Work task: Would you retype the listing word for word, skipping its pictures?

Data extracts:
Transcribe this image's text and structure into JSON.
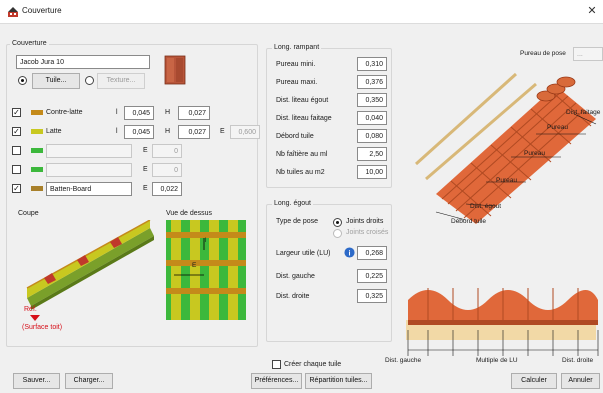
{
  "window": {
    "title": "Couverture",
    "close_glyph": "✕"
  },
  "couverture": {
    "group_label": "Couverture",
    "name_value": "Jacob Jura 10",
    "tuile_label": "Tuile...",
    "texture_label": "Texture..."
  },
  "layers": [
    {
      "checked": true,
      "name": "Contre-latte",
      "color": "#c48a1a",
      "f1": "l",
      "v1": "0,045",
      "f2": "H",
      "v2": "0,027"
    },
    {
      "checked": true,
      "name": "Latte",
      "color": "#c8c820",
      "f1": "l",
      "v1": "0,045",
      "f2": "H",
      "v2": "0,027",
      "f3": "E",
      "v3": "0,600"
    },
    {
      "checked": false,
      "name": "",
      "color": "#3cb83c",
      "f1": "E",
      "v1": "0"
    },
    {
      "checked": false,
      "name": "",
      "color": "#3cb83c",
      "f1": "E",
      "v1": "0"
    },
    {
      "checked": true,
      "name": "Batten-Board",
      "color": "#a8802a",
      "f1": "E",
      "v1": "0,022"
    }
  ],
  "previews": {
    "coupe_label": "Coupe",
    "dessus_label": "Vue de dessus",
    "l_marker": "l",
    "e_marker": "E",
    "ref_label": "Réf.",
    "surface_label": "(Surface toit)"
  },
  "rampant": {
    "group_label": "Long. rampant",
    "rows": [
      {
        "label": "Pureau mini.",
        "value": "0,310"
      },
      {
        "label": "Pureau maxi.",
        "value": "0,376"
      },
      {
        "label": "Dist. liteau égout",
        "value": "0,350"
      },
      {
        "label": "Dist. liteau faitage",
        "value": "0,040"
      },
      {
        "label": "Débord tuile",
        "value": "0,080"
      },
      {
        "label": "Nb faîtière au ml",
        "value": "2,50"
      },
      {
        "label": "Nb tuiles au m2",
        "value": "10,00"
      }
    ]
  },
  "egout": {
    "group_label": "Long. égout",
    "type_label": "Type de pose",
    "opt1": "Joints droits",
    "opt2": "Joints croisés",
    "largeur_label": "Largeur utile (LU)",
    "largeur_value": "0,268",
    "gauche_label": "Dist. gauche",
    "gauche_value": "0,225",
    "droite_label": "Dist. droite",
    "droite_value": "0,325"
  },
  "creer_label": "Créer chaque tuile",
  "illus_top": {
    "pureau_pose_label": "Pureau de pose",
    "pureau_pose_value": "...",
    "dist_faitage": "Dist. faitage",
    "pureau": "Pureau",
    "dist_egout": "Dist. égout",
    "debord": "Débord tuile"
  },
  "illus_bottom": {
    "dist_gauche": "Dist. gauche",
    "multiple": "Multiple de LU",
    "dist_droite": "Dist. droite"
  },
  "footer": {
    "sauver": "Sauver...",
    "charger": "Charger...",
    "preferences": "Préférences...",
    "repartition": "Répartition tuiles...",
    "calculer": "Calculer",
    "annuler": "Annuler"
  }
}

Reply to the task:
Transcribe this image's text and structure into JSON.
{
  "window": {
    "title": "Couverture",
    "close_glyph": "✕"
  },
  "couverture": {
    "group_label": "Couverture",
    "name_value": "Jacob Jura 10",
    "tuile_label": "Tuile...",
    "texture_label": "Texture..."
  },
  "layers": [
    {
      "checked": true,
      "name": "Contre-latte",
      "color": "#c48a1a",
      "f1": "l",
      "v1": "0,045",
      "f2": "H",
      "v2": "0,027"
    },
    {
      "checked": true,
      "name": "Latte",
      "color": "#c8c820",
      "f1": "l",
      "v1": "0,045",
      "f2": "H",
      "v2": "0,027",
      "f3": "E",
      "v3": "0,600"
    },
    {
      "checked": false,
      "name": "",
      "color": "#3cb83c",
      "f1": "E",
      "v1": "0"
    },
    {
      "checked": false,
      "name": "",
      "color": "#3cb83c",
      "f1": "E",
      "v1": "0"
    },
    {
      "checked": true,
      "name": "Batten-Board",
      "color": "#a8802a",
      "f1": "E",
      "v1": "0,022"
    }
  ],
  "previews": {
    "coupe_label": "Coupe",
    "dessus_label": "Vue de dessus",
    "l_marker": "l",
    "e_marker": "E",
    "ref_label": "Réf.",
    "surface_label": "(Surface toit)"
  },
  "rampant": {
    "group_label": "Long. rampant",
    "rows": [
      {
        "label": "Pureau mini.",
        "value": "0,310"
      },
      {
        "label": "Pureau maxi.",
        "value": "0,376"
      },
      {
        "label": "Dist. liteau égout",
        "value": "0,350"
      },
      {
        "label": "Dist. liteau faitage",
        "value": "0,040"
      },
      {
        "label": "Débord tuile",
        "value": "0,080"
      },
      {
        "label": "Nb faîtière au ml",
        "value": "2,50"
      },
      {
        "label": "Nb tuiles au m2",
        "value": "10,00"
      }
    ]
  },
  "egout": {
    "group_label": "Long. égout",
    "type_label": "Type de pose",
    "opt1": "Joints droits",
    "opt2": "Joints croisés",
    "largeur_label": "Largeur utile (LU)",
    "largeur_value": "0,268",
    "gauche_label": "Dist. gauche",
    "gauche_value": "0,225",
    "droite_label": "Dist. droite",
    "droite_value": "0,325"
  },
  "creer_label": "Créer chaque tuile",
  "illus_top": {
    "pureau_pose_label": "Pureau de pose",
    "pureau_pose_value": "...",
    "dist_faitage": "Dist. faitage",
    "pureau": "Pureau",
    "dist_egout": "Dist. égout",
    "debord": "Débord tuile"
  },
  "illus_bottom": {
    "dist_gauche": "Dist. gauche",
    "multiple": "Multiple de LU",
    "dist_droite": "Dist. droite"
  },
  "footer": {
    "sauver": "Sauver...",
    "charger": "Charger...",
    "preferences": "Préférences...",
    "repartition": "Répartition tuiles...",
    "calculer": "Calculer",
    "annuler": "Annuler"
  }
}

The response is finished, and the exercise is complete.